• **TASK STATEMENT**
Output the listing below, keeping each line exactly as it stands.

• **DATASET CONTENT**
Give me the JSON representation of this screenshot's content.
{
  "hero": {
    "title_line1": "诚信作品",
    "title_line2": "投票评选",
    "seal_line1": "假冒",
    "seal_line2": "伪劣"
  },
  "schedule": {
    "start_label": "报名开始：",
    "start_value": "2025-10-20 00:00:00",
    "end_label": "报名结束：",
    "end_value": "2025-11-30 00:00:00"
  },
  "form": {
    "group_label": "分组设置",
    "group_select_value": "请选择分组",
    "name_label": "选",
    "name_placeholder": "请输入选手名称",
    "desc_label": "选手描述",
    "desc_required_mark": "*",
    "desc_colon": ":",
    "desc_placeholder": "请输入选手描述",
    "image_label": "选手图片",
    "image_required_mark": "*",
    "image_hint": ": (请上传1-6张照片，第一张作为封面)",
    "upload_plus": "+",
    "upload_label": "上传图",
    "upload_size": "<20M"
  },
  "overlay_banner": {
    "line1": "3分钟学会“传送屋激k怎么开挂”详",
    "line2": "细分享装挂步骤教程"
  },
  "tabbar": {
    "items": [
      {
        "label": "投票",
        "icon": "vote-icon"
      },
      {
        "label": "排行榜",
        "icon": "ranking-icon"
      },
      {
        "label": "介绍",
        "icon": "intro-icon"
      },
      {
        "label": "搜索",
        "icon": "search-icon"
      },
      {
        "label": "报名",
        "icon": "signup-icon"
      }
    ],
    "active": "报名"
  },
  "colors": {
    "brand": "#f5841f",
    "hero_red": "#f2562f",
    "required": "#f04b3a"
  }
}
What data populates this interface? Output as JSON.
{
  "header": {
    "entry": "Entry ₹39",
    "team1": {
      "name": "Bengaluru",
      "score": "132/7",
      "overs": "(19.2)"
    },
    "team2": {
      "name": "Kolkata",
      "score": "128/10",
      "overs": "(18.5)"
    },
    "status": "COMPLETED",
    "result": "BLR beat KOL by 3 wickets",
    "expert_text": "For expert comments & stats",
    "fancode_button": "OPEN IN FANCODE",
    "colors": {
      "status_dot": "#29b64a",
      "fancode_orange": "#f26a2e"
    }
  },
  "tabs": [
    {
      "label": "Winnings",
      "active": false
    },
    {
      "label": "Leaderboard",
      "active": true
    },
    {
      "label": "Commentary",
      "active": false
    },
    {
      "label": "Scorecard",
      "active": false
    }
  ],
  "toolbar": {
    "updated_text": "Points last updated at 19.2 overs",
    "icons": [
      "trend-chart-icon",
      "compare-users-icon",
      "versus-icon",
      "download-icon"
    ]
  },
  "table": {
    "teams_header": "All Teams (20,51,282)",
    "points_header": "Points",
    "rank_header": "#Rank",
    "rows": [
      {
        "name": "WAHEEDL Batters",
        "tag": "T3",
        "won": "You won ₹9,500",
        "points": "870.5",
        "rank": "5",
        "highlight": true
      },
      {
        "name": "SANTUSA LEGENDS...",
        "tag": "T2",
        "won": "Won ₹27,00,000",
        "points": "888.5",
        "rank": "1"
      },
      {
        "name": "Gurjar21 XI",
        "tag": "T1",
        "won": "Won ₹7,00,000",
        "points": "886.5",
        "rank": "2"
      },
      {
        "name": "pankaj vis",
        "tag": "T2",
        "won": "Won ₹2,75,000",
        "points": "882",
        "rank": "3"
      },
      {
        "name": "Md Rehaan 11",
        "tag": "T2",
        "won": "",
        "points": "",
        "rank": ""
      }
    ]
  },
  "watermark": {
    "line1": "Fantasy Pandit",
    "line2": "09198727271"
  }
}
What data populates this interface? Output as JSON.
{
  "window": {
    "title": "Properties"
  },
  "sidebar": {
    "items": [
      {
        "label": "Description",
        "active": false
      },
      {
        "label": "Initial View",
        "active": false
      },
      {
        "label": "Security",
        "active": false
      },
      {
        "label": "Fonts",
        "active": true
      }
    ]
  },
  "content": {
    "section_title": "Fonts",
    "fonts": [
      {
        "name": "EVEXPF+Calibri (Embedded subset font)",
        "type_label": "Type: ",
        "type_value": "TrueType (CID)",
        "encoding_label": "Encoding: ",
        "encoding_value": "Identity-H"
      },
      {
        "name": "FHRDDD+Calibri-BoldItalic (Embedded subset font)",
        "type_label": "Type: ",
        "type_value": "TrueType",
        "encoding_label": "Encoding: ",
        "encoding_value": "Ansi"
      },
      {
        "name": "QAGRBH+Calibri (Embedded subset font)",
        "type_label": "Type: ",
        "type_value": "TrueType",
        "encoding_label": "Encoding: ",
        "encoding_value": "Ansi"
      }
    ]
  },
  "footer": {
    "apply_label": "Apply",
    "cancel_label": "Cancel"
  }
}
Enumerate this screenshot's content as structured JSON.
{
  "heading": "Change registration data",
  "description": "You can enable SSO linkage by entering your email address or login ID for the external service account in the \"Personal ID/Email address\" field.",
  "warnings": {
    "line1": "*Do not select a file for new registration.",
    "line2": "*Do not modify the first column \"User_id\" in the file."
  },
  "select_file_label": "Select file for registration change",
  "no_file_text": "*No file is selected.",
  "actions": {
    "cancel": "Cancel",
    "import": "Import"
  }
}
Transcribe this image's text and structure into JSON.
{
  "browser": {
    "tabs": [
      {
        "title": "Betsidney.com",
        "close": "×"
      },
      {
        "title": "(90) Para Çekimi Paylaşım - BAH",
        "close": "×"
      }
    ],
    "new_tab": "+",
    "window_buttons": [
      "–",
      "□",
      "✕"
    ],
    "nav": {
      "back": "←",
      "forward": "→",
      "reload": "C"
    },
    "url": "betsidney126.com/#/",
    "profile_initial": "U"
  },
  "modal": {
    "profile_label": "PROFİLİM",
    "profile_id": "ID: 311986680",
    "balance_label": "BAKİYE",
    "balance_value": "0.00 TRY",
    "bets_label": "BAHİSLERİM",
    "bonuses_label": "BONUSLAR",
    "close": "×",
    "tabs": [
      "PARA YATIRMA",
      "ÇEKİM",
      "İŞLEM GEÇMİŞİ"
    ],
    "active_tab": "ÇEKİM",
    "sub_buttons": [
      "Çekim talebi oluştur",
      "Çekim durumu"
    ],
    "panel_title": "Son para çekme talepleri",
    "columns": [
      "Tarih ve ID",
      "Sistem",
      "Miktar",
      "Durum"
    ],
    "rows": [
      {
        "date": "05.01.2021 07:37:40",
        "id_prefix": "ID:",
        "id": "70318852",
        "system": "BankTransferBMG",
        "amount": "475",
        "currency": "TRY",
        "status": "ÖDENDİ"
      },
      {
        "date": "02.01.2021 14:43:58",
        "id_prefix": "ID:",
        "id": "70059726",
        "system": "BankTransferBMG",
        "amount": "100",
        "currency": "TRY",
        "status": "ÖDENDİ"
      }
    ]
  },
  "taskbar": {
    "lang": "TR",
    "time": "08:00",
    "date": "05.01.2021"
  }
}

• **FINISHED EXERCISE**
Give me the JSON representation of this screenshot's content.
{
  "hero": {
    "title_line1": "诚信作品",
    "title_line2": "投票评选",
    "seal_line1": "假冒",
    "seal_line2": "伪劣"
  },
  "schedule": {
    "start_label": "报名开始：",
    "start_value": "2025-10-20 00:00:00",
    "end_label": "报名结束：",
    "end_value": "2025-11-30 00:00:00"
  },
  "form": {
    "group_label": "分组设置",
    "group_select_value": "请选择分组",
    "name_label": "选",
    "name_placeholder": "请输入选手名称",
    "desc_label": "选手描述",
    "desc_required_mark": "*",
    "desc_colon": ":",
    "desc_placeholder": "请输入选手描述",
    "image_label": "选手图片",
    "image_required_mark": "*",
    "image_hint": ": (请上传1-6张照片，第一张作为封面)",
    "upload_plus": "+",
    "upload_label": "上传图",
    "upload_size": "<20M"
  },
  "overlay_banner": {
    "line1": "3分钟学会“传送屋激k怎么开挂”详",
    "line2": "细分享装挂步骤教程"
  },
  "tabbar": {
    "items": [
      {
        "label": "投票",
        "icon": "vote-icon"
      },
      {
        "label": "排行榜",
        "icon": "ranking-icon"
      },
      {
        "label": "介绍",
        "icon": "intro-icon"
      },
      {
        "label": "搜索",
        "icon": "search-icon"
      },
      {
        "label": "报名",
        "icon": "signup-icon"
      }
    ],
    "active": "报名"
  },
  "colors": {
    "brand": "#f5841f",
    "hero_red": "#f2562f",
    "required": "#f04b3a"
  }
}
What data populates this interface? Output as JSON.
{
  "header": {
    "entry": "Entry ₹39",
    "team1": {
      "name": "Bengaluru",
      "score": "132/7",
      "overs": "(19.2)"
    },
    "team2": {
      "name": "Kolkata",
      "score": "128/10",
      "overs": "(18.5)"
    },
    "status": "COMPLETED",
    "result": "BLR beat KOL by 3 wickets",
    "expert_text": "For expert comments & stats",
    "fancode_button": "OPEN IN FANCODE",
    "colors": {
      "status_dot": "#29b64a",
      "fancode_orange": "#f26a2e"
    }
  },
  "tabs": [
    {
      "label": "Winnings",
      "active": false
    },
    {
      "label": "Leaderboard",
      "active": true
    },
    {
      "label": "Commentary",
      "active": false
    },
    {
      "label": "Scorecard",
      "active": false
    }
  ],
  "toolbar": {
    "updated_text": "Points last updated at 19.2 overs",
    "icons": [
      "trend-chart-icon",
      "compare-users-icon",
      "versus-icon",
      "download-icon"
    ]
  },
  "table": {
    "teams_header": "All Teams (20,51,282)",
    "points_header": "Points",
    "rank_header": "#Rank",
    "rows": [
      {
        "name": "WAHEEDL Batters",
        "tag": "T3",
        "won": "You won ₹9,500",
        "points": "870.5",
        "rank": "5",
        "highlight": true
      },
      {
        "name": "SANTUSA LEGENDS...",
        "tag": "T2",
        "won": "Won ₹27,00,000",
        "points": "888.5",
        "rank": "1"
      },
      {
        "name": "Gurjar21 XI",
        "tag": "T1",
        "won": "Won ₹7,00,000",
        "points": "886.5",
        "rank": "2"
      },
      {
        "name": "pankaj vis",
        "tag": "T2",
        "won": "Won ₹2,75,000",
        "points": "882",
        "rank": "3"
      },
      {
        "name": "Md Rehaan 11",
        "tag": "T2",
        "won": "",
        "points": "",
        "rank": ""
      }
    ]
  },
  "watermark": {
    "line1": "Fantasy Pandit",
    "line2": "09198727271"
  }
}
What data populates this interface? Output as JSON.
{
  "window": {
    "title": "Properties"
  },
  "sidebar": {
    "items": [
      {
        "label": "Description",
        "active": false
      },
      {
        "label": "Initial View",
        "active": false
      },
      {
        "label": "Security",
        "active": false
      },
      {
        "label": "Fonts",
        "active": true
      }
    ]
  },
  "content": {
    "section_title": "Fonts",
    "fonts": [
      {
        "name": "EVEXPF+Calibri (Embedded subset font)",
        "type_label": "Type: ",
        "type_value": "TrueType (CID)",
        "encoding_label": "Encoding: ",
        "encoding_value": "Identity-H"
      },
      {
        "name": "FHRDDD+Calibri-BoldItalic (Embedded subset font)",
        "type_label": "Type: ",
        "type_value": "TrueType",
        "encoding_label": "Encoding: ",
        "encoding_value": "Ansi"
      },
      {
        "name": "QAGRBH+Calibri (Embedded subset font)",
        "type_label": "Type: ",
        "type_value": "TrueType",
        "encoding_label": "Encoding: ",
        "encoding_value": "Ansi"
      }
    ]
  },
  "footer": {
    "apply_label": "Apply",
    "cancel_label": "Cancel"
  }
}
Enumerate this screenshot's content as structured JSON.
{
  "heading": "Change registration data",
  "description": "You can enable SSO linkage by entering your email address or login ID for the external service account in the \"Personal ID/Email address\" field.",
  "warnings": {
    "line1": "*Do not select a file for new registration.",
    "line2": "*Do not modify the first column \"User_id\" in the file."
  },
  "select_file_label": "Select file for registration change",
  "no_file_text": "*No file is selected.",
  "actions": {
    "cancel": "Cancel",
    "import": "Import"
  }
}
Transcribe this image's text and structure into JSON.
{
  "browser": {
    "tabs": [
      {
        "title": "Betsidney.com",
        "close": "×"
      },
      {
        "title": "(90) Para Çekimi Paylaşım - BAH",
        "close": "×"
      }
    ],
    "new_tab": "+",
    "window_buttons": [
      "–",
      "□",
      "✕"
    ],
    "nav": {
      "back": "←",
      "forward": "→",
      "reload": "C"
    },
    "url": "betsidney126.com/#/",
    "profile_initial": "U"
  },
  "modal": {
    "profile_label": "PROFİLİM",
    "profile_id": "ID: 311986680",
    "balance_label": "BAKİYE",
    "balance_value": "0.00 TRY",
    "bets_label": "BAHİSLERİM",
    "bonuses_label": "BONUSLAR",
    "close": "×",
    "tabs": [
      "PARA YATIRMA",
      "ÇEKİM",
      "İŞLEM GEÇMİŞİ"
    ],
    "active_tab": "ÇEKİM",
    "sub_buttons": [
      "Çekim talebi oluştur",
      "Çekim durumu"
    ],
    "panel_title": "Son para çekme talepleri",
    "columns": [
      "Tarih ve ID",
      "Sistem",
      "Miktar",
      "Durum"
    ],
    "rows": [
      {
        "date": "05.01.2021 07:37:40",
        "id_prefix": "ID:",
        "id": "70318852",
        "system": "BankTransferBMG",
        "amount": "475",
        "currency": "TRY",
        "status": "ÖDENDİ"
      },
      {
        "date": "02.01.2021 14:43:58",
        "id_prefix": "ID:",
        "id": "70059726",
        "system": "BankTransferBMG",
        "amount": "100",
        "currency": "TRY",
        "status": "ÖDENDİ"
      }
    ]
  },
  "taskbar": {
    "lang": "TR",
    "time": "08:00",
    "date": "05.01.2021"
  }
}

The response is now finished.